07-11-2012 1:14 PM
Level 2 or 3 UVerse tech needed that does NOT suggest to my client that they have a "dead wireless adapter" on their 4-week old laptop when you are experiencing issues at a Kansas location that are giving them packet loss and they have an unstable wireless connection and barely-OK ethernet connection. And for god's sake, don't just do the old router/modem switcharoo either.
Attached tracert and Ping test images. All we want is a plain explanation/line test and/or a "we'll look into it" and your correction of your internal network problems not "ooooh I don't see packet loss at all" from a Knowledge Base parroting robot when I have been logging issues for quite some time.
Solved by: Go to Solution.
07-11-2012 1:43 PM
07-11-2012 1:57 PM
I don't doubt you have a client that is experiencing problems. Many things can cause that.
However, the lost packets at nodes 3,4, and 5 in your PingPlotter graph is not the issue. Remember that the notation in PingPlotter that indicates "100% packet loss" only applies to those ICMP packets that were directed at those nodes. As you can see from nodes 6 through 11, all ICMP packets directed to them were returned with no packet loss, indicating that nodes 3-5 passed those packets on, as they're supposed to.
The issue is that nodes 3-5 are routers in AT&T's network that are programmed to treat ICMP echo packets as very low priority. Thus, they typically don't respond to pings. That doesn't mean they aren't routing other types of traffic, like HTTP or anything else that actually needs to be routed.

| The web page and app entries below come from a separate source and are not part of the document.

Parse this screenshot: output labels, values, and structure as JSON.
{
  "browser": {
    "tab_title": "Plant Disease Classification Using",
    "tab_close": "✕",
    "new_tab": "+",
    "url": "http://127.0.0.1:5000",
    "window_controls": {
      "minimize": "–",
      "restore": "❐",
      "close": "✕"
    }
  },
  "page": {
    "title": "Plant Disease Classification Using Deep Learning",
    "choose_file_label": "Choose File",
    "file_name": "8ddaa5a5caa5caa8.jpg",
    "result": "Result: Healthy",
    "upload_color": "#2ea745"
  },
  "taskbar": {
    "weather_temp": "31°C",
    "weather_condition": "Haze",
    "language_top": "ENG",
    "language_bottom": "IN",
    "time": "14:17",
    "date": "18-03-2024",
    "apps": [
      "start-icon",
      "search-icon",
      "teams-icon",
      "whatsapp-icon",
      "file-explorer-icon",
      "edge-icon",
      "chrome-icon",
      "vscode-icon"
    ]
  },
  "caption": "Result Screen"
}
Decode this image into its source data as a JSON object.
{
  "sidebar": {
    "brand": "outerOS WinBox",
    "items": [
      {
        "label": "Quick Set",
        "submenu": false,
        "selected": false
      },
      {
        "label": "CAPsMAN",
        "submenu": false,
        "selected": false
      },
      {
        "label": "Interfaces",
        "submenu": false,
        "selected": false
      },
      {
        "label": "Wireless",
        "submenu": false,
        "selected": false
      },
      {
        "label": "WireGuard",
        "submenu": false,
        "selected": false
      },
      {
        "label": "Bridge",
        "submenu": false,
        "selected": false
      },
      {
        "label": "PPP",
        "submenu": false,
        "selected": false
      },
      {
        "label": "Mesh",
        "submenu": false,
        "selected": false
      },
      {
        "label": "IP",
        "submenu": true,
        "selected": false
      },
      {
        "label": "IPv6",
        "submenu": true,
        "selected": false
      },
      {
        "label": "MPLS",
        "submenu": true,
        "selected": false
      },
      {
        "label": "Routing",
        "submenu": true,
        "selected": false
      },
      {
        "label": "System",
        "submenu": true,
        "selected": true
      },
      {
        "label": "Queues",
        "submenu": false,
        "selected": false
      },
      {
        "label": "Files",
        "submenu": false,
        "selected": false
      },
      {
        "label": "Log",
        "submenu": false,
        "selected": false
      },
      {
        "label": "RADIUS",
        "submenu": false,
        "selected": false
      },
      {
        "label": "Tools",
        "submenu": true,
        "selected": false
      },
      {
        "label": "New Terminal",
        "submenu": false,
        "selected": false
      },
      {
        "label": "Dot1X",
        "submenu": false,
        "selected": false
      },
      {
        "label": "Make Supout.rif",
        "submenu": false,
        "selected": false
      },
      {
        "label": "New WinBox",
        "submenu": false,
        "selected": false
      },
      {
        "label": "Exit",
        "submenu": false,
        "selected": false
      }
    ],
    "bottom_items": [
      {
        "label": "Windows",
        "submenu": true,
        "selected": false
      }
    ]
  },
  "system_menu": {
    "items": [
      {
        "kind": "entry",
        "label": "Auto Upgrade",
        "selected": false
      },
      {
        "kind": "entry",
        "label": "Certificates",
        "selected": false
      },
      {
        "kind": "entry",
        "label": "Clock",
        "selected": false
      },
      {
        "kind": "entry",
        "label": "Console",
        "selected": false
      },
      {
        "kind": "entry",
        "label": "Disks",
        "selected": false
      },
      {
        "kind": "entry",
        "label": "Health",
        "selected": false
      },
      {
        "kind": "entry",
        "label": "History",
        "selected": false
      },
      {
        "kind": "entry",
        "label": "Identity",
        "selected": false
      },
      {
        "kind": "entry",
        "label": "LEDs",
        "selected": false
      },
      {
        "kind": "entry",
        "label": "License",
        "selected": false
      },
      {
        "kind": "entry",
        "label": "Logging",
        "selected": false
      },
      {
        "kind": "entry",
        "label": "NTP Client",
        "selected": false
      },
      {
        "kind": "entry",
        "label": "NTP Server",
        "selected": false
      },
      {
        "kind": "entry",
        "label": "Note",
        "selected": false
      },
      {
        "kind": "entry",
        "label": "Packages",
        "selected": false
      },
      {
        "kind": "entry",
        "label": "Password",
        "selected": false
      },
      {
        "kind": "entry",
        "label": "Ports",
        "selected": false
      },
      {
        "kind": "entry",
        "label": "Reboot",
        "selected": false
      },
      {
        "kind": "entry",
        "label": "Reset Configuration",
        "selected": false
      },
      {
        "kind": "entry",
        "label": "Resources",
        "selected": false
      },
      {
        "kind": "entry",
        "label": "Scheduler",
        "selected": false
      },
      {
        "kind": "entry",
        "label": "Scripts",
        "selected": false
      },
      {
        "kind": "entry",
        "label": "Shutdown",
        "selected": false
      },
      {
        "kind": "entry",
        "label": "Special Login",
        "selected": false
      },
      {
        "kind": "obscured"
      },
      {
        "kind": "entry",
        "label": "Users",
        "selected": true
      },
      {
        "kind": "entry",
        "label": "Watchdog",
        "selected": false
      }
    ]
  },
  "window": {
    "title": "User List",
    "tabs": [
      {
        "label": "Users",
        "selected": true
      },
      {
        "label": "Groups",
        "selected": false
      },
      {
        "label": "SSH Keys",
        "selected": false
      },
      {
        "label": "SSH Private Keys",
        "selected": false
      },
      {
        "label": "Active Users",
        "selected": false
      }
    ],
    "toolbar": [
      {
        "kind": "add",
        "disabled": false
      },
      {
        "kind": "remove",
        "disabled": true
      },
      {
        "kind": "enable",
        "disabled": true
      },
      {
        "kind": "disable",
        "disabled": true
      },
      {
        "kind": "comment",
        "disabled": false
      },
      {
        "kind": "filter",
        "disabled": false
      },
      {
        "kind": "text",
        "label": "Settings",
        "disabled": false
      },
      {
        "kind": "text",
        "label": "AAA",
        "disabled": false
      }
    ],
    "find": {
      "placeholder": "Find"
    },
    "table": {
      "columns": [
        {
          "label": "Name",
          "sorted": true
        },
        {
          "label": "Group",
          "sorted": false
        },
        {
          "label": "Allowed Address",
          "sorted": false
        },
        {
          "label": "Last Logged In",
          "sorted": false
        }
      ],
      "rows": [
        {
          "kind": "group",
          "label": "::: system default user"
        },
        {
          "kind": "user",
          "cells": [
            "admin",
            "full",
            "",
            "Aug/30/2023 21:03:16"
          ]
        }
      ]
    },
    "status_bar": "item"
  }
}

You would be much better off troubleshooting the wireless issues from a layer 2 standpoint -- i.e. does the client's computer perform properly on a wired Ethernet connection? If so, you have a wireless issue with the wireless card, the access point, or interference (quite common). If not, then you have a line issue or an issue with the computer itself, which will then need further troubleshooting.
07-11-2012 2:26 PM
Thanks for a well-thought out reply. I was wondering why pingtest.net did not return same results as PingPlotter. I really appreciate your comments and time. Sorry for my tone but I have been endlessly frustrated with this network.
Ethernet is on, but spotty. Users report that sites have long loading times or do not load at all. This has only happened today from what I see. I will run some further internal scans.
Interference has been investigated to the best of my knowledge (client has purchased DECT phones etc etc)
I have slowly been putting all devices on wired vs wireless due to persistent issues but the sticking point is that the client's point of sale solution is a Square and needs a reliable wireless connection to work.
I would go with the wireless card direction but disable/re-enable gets the connection to come back and the wireless works fine at the client's home. So do the other wireless devices like Ipad/phones.
I can see that there's probably not much more that can be done on your end, but thanks for the feedback. Who knows, it might even be the cabling >_<
07-11-2012 6:17 PM - edited 07-11-2012 6:17 PM
Web sites that have long load times or don't load at all can also point to DNS issues.
Try changing the DNS servers on the client computer to the OpenDNS servers (184.108.40.206 and 220.127.116.11) or Google's DNS servers (18.104.22.168 and 22.214.171.124). Occasionally, we see problems with DNS resolution with the 2Wire equipment, especially with MacOS or other Apple devices.